Record excerpts: Begin
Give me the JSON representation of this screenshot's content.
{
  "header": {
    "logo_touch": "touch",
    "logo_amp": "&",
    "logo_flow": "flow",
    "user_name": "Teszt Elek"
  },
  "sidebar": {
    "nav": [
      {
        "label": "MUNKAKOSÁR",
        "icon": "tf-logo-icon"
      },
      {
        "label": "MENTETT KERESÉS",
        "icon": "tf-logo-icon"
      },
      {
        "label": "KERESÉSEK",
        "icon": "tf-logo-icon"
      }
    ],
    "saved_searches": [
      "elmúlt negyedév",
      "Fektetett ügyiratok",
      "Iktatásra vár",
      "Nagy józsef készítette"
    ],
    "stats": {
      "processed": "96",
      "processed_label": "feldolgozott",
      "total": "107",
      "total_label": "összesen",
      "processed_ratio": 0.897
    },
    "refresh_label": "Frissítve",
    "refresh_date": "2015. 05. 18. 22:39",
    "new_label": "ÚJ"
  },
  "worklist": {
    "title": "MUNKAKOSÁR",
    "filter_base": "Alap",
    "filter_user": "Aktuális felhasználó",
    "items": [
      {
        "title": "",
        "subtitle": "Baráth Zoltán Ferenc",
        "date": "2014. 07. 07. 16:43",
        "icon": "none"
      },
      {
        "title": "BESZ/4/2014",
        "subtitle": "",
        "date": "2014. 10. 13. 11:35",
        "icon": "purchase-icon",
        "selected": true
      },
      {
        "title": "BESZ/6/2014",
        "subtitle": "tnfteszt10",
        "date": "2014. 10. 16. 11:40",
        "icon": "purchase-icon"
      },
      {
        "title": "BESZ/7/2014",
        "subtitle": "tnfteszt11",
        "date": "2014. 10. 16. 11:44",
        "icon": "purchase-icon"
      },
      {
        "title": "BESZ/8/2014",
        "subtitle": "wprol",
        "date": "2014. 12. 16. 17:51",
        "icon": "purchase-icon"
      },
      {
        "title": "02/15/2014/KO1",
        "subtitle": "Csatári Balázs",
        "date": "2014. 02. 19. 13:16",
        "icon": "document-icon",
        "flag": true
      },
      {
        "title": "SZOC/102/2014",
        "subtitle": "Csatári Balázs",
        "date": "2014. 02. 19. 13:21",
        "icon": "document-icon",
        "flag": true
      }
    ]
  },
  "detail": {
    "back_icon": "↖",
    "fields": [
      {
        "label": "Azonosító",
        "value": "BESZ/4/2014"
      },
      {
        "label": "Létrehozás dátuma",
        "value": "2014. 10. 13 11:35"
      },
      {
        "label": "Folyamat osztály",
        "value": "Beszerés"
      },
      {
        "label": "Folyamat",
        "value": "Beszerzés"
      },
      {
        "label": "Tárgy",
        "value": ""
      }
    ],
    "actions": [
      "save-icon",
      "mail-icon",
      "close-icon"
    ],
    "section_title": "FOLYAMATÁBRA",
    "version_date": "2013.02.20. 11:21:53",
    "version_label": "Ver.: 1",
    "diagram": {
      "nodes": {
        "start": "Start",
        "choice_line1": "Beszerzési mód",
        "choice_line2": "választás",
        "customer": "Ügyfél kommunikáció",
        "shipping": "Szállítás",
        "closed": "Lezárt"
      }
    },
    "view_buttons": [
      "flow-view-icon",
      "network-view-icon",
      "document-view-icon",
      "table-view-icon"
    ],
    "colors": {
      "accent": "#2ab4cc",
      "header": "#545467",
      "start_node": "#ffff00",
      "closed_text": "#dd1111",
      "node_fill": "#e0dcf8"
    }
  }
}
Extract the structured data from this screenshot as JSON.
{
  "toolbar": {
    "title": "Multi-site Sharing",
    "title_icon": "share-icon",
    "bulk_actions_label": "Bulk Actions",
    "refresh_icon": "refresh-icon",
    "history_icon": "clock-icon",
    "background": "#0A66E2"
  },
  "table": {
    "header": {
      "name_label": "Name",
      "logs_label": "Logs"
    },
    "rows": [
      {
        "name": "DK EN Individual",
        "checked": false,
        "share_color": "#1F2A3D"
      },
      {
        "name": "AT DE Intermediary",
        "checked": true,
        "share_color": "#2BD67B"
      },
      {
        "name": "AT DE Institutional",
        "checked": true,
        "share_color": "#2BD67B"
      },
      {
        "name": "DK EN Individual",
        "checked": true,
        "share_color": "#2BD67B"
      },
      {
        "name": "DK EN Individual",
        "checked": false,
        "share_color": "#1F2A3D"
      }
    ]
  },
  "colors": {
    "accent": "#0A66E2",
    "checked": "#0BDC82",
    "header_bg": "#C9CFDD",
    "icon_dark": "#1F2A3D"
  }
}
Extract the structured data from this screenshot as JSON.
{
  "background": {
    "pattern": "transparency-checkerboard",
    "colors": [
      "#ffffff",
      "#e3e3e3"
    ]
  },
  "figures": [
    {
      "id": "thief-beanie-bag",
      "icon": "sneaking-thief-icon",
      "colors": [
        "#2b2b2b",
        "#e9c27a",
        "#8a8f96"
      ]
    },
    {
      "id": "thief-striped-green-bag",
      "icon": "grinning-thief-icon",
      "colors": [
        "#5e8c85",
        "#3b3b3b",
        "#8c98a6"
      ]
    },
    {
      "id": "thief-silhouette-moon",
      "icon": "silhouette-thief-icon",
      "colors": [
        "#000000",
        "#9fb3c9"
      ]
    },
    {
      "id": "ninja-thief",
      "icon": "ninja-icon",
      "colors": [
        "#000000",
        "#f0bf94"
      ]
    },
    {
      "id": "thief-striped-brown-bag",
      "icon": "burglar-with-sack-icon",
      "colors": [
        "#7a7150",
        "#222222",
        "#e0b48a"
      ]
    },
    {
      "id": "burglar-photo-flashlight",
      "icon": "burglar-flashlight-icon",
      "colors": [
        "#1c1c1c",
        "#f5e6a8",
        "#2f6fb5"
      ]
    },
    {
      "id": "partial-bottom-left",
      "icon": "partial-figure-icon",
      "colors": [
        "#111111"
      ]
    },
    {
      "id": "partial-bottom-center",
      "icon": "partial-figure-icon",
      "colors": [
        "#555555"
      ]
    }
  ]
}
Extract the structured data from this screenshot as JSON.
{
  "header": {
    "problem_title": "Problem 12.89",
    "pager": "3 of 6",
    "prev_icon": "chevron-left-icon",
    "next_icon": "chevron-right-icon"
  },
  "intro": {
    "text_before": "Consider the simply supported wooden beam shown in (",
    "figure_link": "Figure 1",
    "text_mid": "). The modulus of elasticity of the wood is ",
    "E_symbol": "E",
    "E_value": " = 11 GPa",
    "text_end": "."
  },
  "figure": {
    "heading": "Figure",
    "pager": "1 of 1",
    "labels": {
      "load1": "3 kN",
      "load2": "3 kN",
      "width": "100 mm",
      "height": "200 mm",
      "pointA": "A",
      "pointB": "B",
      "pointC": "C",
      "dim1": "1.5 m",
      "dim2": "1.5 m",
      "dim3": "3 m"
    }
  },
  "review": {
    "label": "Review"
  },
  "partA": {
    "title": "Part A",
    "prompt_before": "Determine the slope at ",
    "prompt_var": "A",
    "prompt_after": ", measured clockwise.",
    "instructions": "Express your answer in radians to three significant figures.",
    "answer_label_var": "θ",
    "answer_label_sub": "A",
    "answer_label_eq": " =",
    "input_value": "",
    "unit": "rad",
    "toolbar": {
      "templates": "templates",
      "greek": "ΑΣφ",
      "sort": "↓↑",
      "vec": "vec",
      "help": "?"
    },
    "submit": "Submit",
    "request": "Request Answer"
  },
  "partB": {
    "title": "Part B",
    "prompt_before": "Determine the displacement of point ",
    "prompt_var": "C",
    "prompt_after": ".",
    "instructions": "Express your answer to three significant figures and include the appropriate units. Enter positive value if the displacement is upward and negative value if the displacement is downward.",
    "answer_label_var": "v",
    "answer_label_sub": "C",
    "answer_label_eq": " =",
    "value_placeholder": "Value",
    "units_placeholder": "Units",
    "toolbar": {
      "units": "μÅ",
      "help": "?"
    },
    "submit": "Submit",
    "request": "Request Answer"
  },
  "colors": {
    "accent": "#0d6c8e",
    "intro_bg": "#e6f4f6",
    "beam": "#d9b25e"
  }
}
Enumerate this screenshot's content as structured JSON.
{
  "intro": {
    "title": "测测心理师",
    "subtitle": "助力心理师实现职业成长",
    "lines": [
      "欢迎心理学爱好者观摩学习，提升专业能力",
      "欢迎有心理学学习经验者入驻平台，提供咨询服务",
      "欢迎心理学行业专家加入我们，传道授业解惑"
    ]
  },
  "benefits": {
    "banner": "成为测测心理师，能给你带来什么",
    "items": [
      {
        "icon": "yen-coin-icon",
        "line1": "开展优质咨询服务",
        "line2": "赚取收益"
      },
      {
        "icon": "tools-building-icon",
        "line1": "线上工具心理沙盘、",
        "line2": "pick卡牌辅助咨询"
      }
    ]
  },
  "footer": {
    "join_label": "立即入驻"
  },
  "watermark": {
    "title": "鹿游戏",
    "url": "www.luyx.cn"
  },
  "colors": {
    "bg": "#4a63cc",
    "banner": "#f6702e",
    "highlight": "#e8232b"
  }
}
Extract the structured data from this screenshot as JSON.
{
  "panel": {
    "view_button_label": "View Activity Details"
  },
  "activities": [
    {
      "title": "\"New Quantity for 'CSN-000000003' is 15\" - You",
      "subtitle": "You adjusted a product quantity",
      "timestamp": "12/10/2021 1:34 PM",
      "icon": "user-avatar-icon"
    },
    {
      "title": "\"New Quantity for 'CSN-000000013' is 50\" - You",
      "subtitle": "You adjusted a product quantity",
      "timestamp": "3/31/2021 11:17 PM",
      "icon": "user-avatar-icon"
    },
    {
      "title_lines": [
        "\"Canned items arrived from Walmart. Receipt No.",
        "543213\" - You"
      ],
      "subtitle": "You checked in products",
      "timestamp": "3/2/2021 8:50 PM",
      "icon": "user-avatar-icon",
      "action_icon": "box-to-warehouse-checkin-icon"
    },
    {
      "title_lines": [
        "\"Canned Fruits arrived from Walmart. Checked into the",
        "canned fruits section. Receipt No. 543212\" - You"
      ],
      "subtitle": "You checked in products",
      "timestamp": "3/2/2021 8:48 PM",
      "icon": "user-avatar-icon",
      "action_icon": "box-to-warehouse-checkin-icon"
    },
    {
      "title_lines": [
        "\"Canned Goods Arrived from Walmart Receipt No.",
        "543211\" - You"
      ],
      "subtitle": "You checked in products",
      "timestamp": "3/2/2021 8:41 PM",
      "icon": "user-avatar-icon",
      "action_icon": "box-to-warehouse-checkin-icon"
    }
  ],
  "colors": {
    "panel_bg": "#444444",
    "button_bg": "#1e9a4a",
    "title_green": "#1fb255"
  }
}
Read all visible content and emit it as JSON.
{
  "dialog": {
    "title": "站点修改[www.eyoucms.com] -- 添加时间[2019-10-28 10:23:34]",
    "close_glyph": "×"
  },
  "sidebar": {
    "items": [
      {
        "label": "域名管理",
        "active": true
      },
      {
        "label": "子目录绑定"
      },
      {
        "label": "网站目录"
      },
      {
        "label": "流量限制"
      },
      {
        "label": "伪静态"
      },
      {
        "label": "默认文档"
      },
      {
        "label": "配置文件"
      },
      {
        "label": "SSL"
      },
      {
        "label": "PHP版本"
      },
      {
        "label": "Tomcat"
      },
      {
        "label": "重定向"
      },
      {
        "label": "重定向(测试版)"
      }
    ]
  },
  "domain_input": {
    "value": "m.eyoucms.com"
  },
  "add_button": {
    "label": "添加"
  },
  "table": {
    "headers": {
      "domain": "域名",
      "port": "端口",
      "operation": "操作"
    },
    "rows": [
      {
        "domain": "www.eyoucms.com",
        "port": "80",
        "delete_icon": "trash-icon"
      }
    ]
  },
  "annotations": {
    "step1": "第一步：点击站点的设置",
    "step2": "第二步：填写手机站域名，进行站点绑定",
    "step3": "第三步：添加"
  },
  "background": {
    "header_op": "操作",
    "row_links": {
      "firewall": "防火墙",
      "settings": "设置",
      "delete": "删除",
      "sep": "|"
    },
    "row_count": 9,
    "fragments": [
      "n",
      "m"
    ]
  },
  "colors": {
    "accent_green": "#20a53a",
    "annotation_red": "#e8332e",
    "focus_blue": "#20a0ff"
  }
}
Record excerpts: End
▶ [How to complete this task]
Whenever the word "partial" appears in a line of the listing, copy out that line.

▶ [Exercise response]
      "id": "partial-bottom-left",
      "icon": "partial-figure-icon",
      "id": "partial-bottom-center",
      "icon": "partial-figure-icon",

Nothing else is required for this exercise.